Supervising Interdisciplinary Practice
When a child and family come to the attention of a child welfare agency, it is common for multiple agencies to be involved or for a service solution that involves professionals and other helpers from a variety of systems and disciplines. Increasingly, supervisors must guide their workers through a maze of helping systems as they seek to provide appropriate services for each child and family. Resources in this section address the interdisciplinary aspect of child welfare supervision, including State and local examples.
Interdisciplinary Child Welfare Training Program
Focuses on child welfare cases involving parental substance abuse, domestic violence, and mental health problems.
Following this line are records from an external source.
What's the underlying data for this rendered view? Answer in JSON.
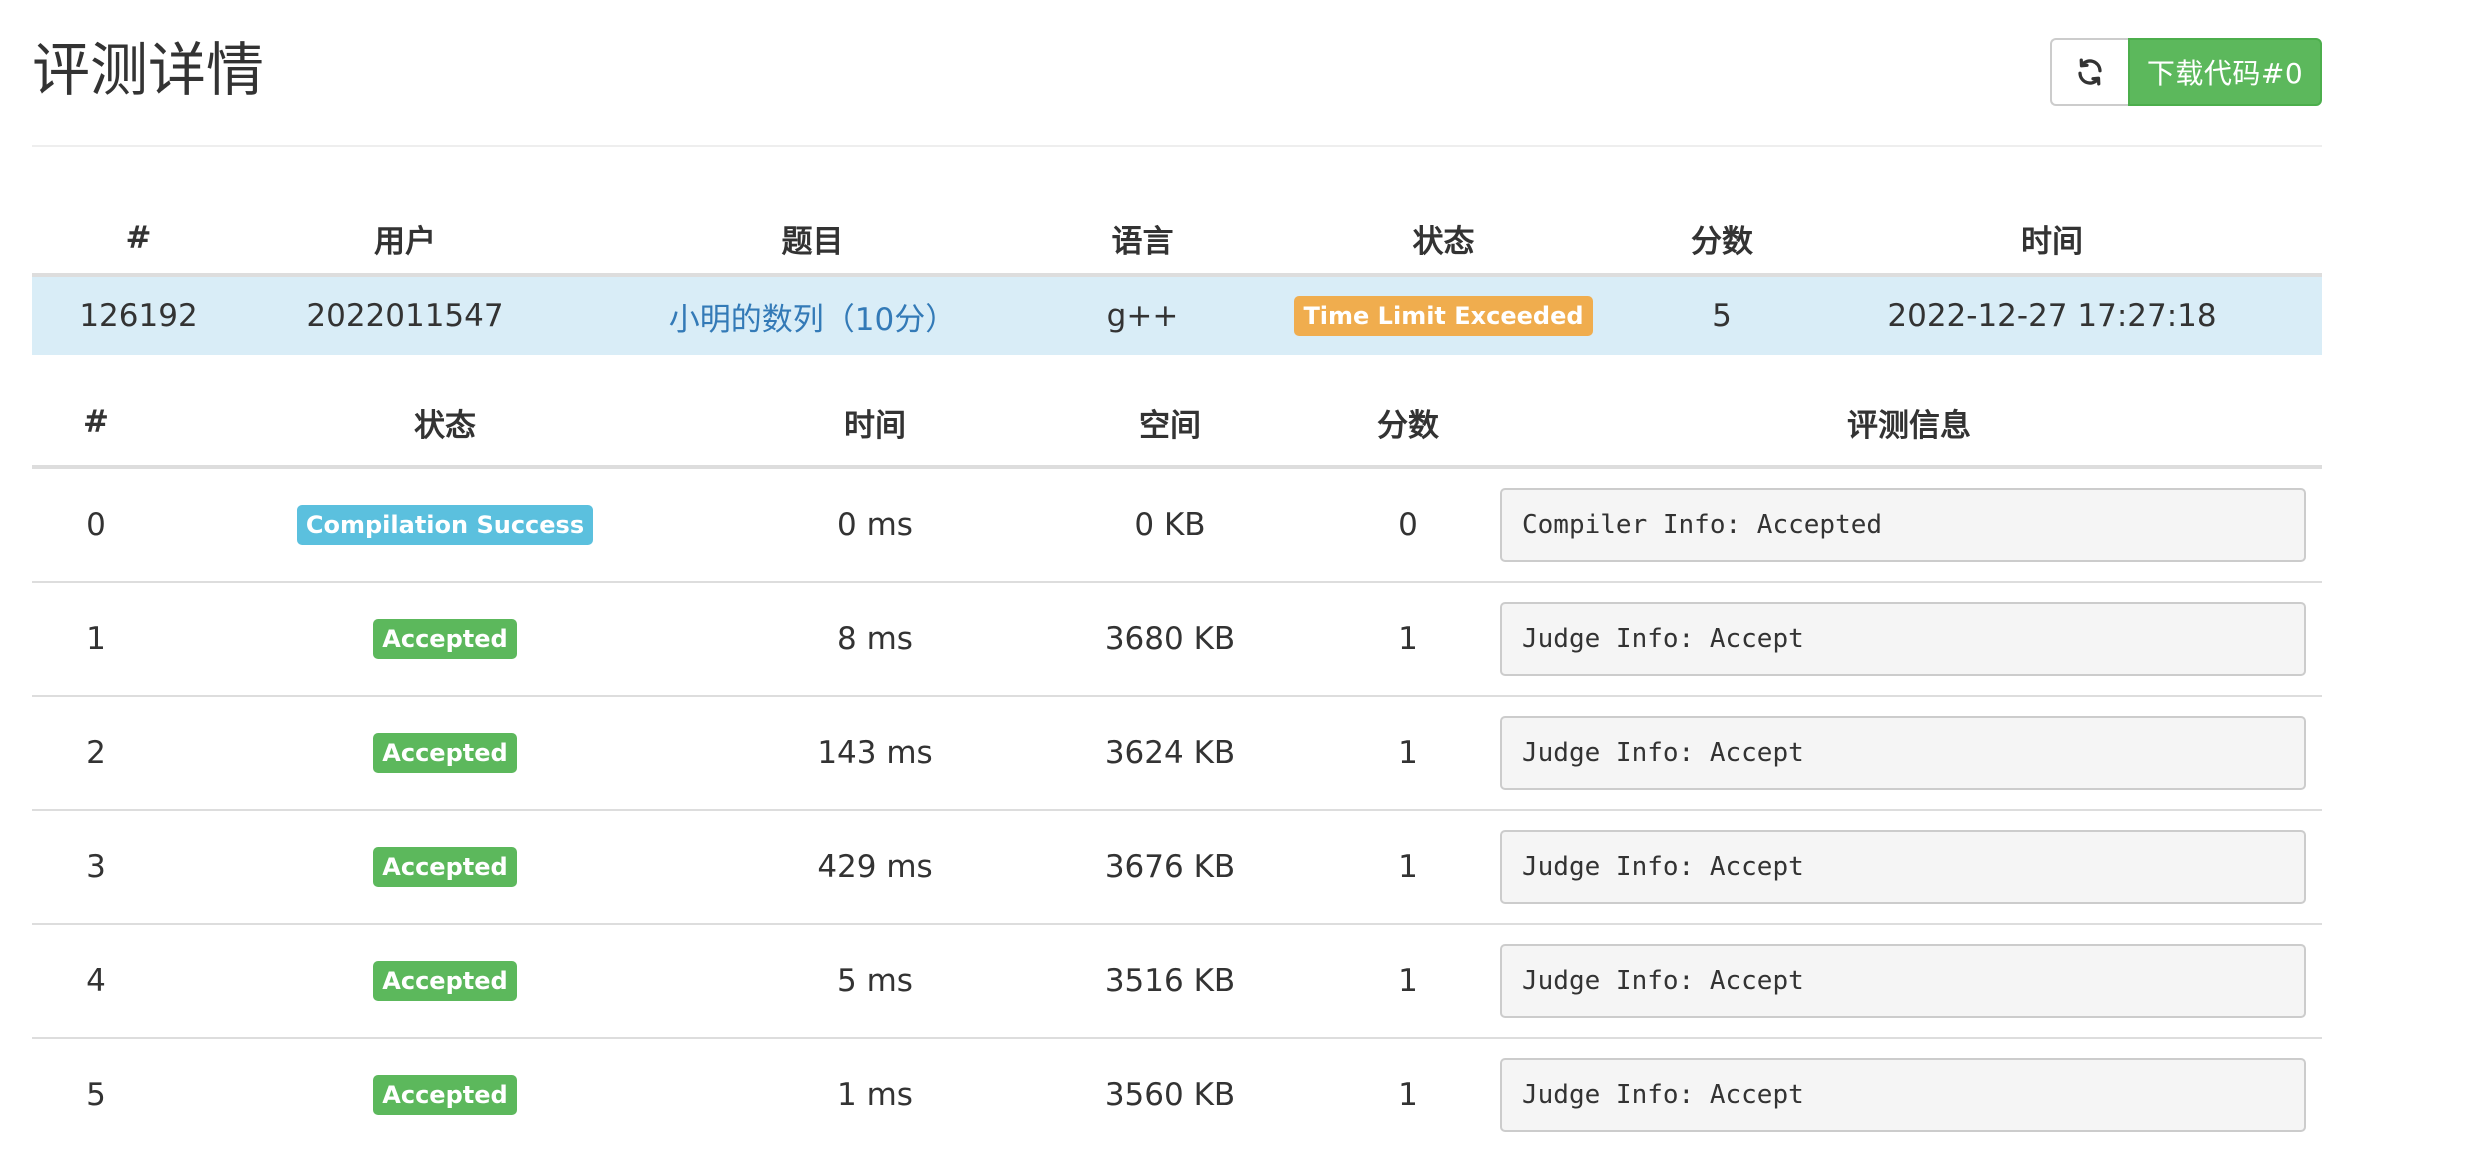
{
  "page": {
    "title": "评测详情"
  },
  "toolbar": {
    "refresh_icon": "refresh-icon",
    "download_label": "下载代码#0"
  },
  "summary": {
    "headers": [
      "#",
      "用户",
      "题目",
      "语言",
      "状态",
      "分数",
      "时间"
    ],
    "row": {
      "id": "126192",
      "user": "2022011547",
      "problem": "小明的数列（10分）",
      "language": "g++",
      "status": "Time Limit Exceeded",
      "score": "5",
      "time": "2022-12-27 17:27:18"
    }
  },
  "tests": {
    "headers": [
      "#",
      "状态",
      "时间",
      "空间",
      "分数",
      "评测信息"
    ],
    "rows": [
      {
        "index": "0",
        "status": "Compilation Success",
        "time": "0 ms",
        "memory": "0 KB",
        "score": "0",
        "info": "Compiler Info: Accepted"
      },
      {
        "index": "1",
        "status": "Accepted",
        "time": "8 ms",
        "memory": "3680 KB",
        "score": "1",
        "info": "Judge Info: Accept"
      },
      {
        "index": "2",
        "status": "Accepted",
        "time": "143 ms",
        "memory": "3624 KB",
        "score": "1",
        "info": "Judge Info: Accept"
      },
      {
        "index": "3",
        "status": "Accepted",
        "time": "429 ms",
        "memory": "3676 KB",
        "score": "1",
        "info": "Judge Info: Accept"
      },
      {
        "index": "4",
        "status": "Accepted",
        "time": "5 ms",
        "memory": "3516 KB",
        "score": "1",
        "info": "Judge Info: Accept"
      },
      {
        "index": "5",
        "status": "Accepted",
        "time": "1 ms",
        "memory": "3560 KB",
        "score": "1",
        "info": "Judge Info: Accept"
      }
    ]
  },
  "colors": {
    "success": "#5cb85c",
    "info": "#5bc0de",
    "warning": "#f0ad4e",
    "link": "#337ab7",
    "summary_row_bg": "#d9edf7"
  }
}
This training aims to enhance knowledge related to a child welfare professional's role, enhance knowledge about roles of other child welfare professions, develop a community plan for managing complex child welfare cases, and stimulate interagency collaboration.
Interdisciplinary Training for Child Welfare Workers and Supervisors
Jones & Packard (2000)
Aims to promote collaboration among child welfare staff and other community service providers to prevent the reoccurrence of problems in reunified families. This training was developed by the San Diego State University School of Social Work.
Using the Image Exchange to Enhance Interdisciplinary Team Building in Child Welfare
Packard, Jones, & Nahrstedt
Child and Adolescent Social Work, 23(1), 2006
Describes a team building activity called the Image Exchange, which can be helpful to interdisciplinary teams in clarifying perceptions and opinions of participants about the roles of each discipline. Training in team development and role clarification provides a foundation for the development of effective interdisciplinary collaboration, which may improve interdisciplinary practice.
State and local examples
Family-Centered, Neighborhood-Based Services: Performance-Based Behaviors for the Child Welfare Practitioner and Community Providers (PDF - 120 KB)
Public Children Services Association of Ohio (2003)
Outlines specific behaviors that supervisors who support child welfare caseworkers in Ohio should strive to integrate into their daily approach for excellence in family-centered, neighborhood-based practice.
Gearing Up to Improve Outcomes for Families: A Collaborative Practice Guide for Managers and Supervisors in Child Welfare, Chemical Dependency Services, and Court Systems (PDF - 470 KB)
New York State Office of Children and Family Services (2008)
Aims to serve as a desk reference for staff in New York chemical dependency, child welfare, and family court systems to help maximize their effectiveness in working with families and each other.